Finding Meaning in a Contingent Universe, by Michael Shermer

I am often asked by believers why I abandoned Christianity and how I found
meaning in the apparently meaningless universe presented by science. The
implication is that the scientific world-view is an existentially depressing
one. Without God, I am bluntly told, what's the point? If this is all there
is, there is no use. To the contrary. For me quite the opposite is true. The
conjuncture of losing my religion, finding science, and discovering glorious
contingency was remarkably empowering and liberating. It gave me a sense of
joy and freedom. Freedom to think for myself. Freedom to take responsibility
for my own actions. Freedom to construct my own meanings and my own
destinies. With the knowledge that this may be all there is, and that I can
trigger my own cascading changes, I was free to live life to its fullest.

This is not to say that those who are religious cannot share in these
freedoms. But for me, and not just for me, a world absent monsters, ghosts,
demons, and gods unfetters the mind to soar to new heights, to think
unthinkable thoughts, to imagine the unimaginable, to contemplate infinity
and eternity knowing that no one is looking back. The universe takes on a
whole new meaning when you know that your place in it was not foreordained,
that it was not designed for us, indeed, that it was not designed at all. If
we are nothing more than star stuff and bio mass, how special life becomes.
If the tape were played again and again without the appearance of our
species, how extraordinary becomes our existence, and, correspondingly, how
cherished. To share in the sublimity of knowledge generated by other human
minds, and perhaps even to make a tiny contribution toward that body of
knowledge that will be passed down through the ages, part of the cumulative
wisdom of a single species on a tiny planet orbiting an ordinary star on the
remote edge of a not-so-unusual galaxy, itself a member of a cluster of
galaxies millions of light years from nowhere, is sublime beyond words.

Since we are such a visual primate, perhaps images can help capture the
feeling. The Hubble Telescope Deep Field photograph in Figure 10-3, revealing
as never before the rich density of galaxies in our neck of the universe, is
as grand a statement about the sacred as any medieval cathedral. How vast is
the cosmos. How contingent is our place. Yet out of this apparent
insignificance emerges a glorious contingency--the recognition that we did
not have to be, but here we are. In fact, compare this slice of the cosmos to
two of the most hallowed and sacrosanct structures on Earth--both medieval in
age but on opposite sides of the planet, literally and figuratively: Machu
Picchu and Chartres Cathedral. Machu Picchu captures the numina through an
interlocking relationship between nature and humanity that generated in me an
almost mystical connection across space and time with the ancients that had
once lived and loved atop this 8,000-foot precipice. This is the "lost city"
in so many ways.
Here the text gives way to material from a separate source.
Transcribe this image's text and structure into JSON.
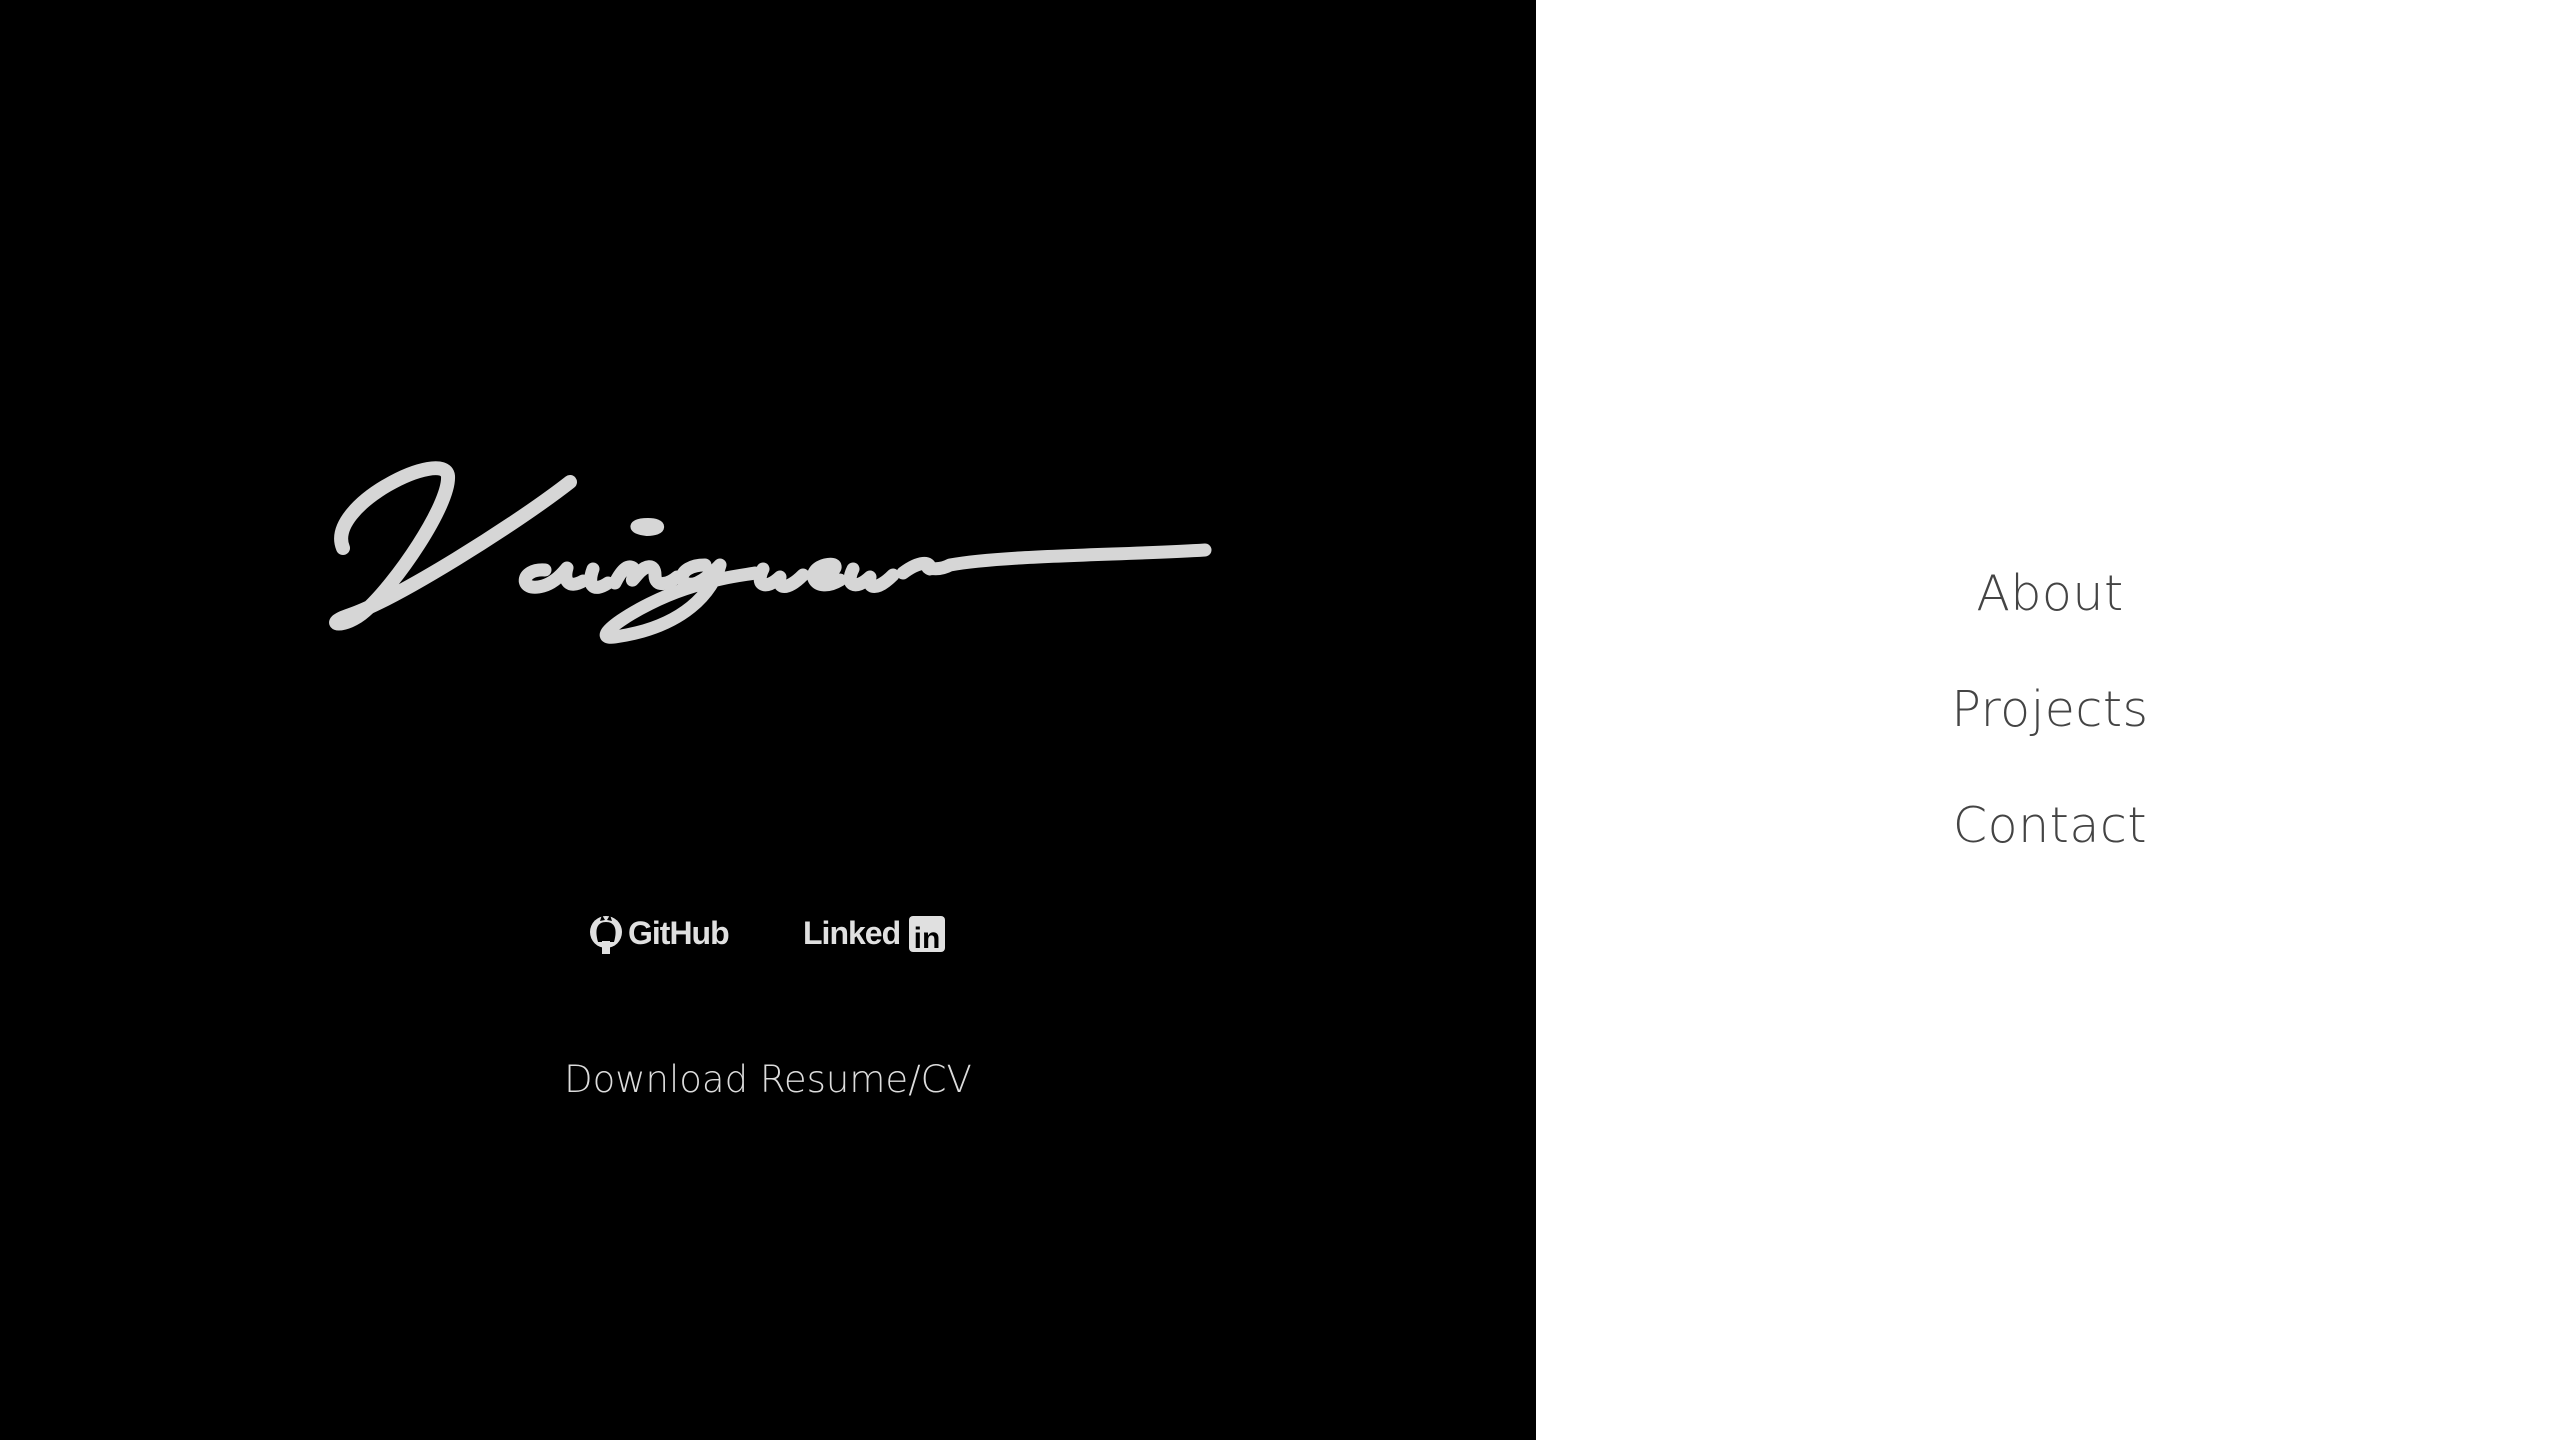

When I stood inside Chartres Cathedral with my soul mate,
lit candles, and promised each other our eternal love, it was a more sacred
moment than any I have experienced. Skeptics and scientists cannot experience
the numinous? Nonsense. You do not need a spiritual power to experience the
spiritual. You do not need to be mystical to appreciate the mystery. Standing
beneath a canopy of galaxies, atop a pillar of reworked stone, or inside a
transcept of holy light, my unencumbered soul was free to love without
constraint, free to use my senses to enjoy all the pleasures and endure all
the pains that come with such love. I was enfranchised for life, emancipated
from the bonds of restricting tradition, and unyoked from the rules written
for another time in another place for another people. I was now free to try
to live up to that exalted moniker--Homo sapiens--wise man.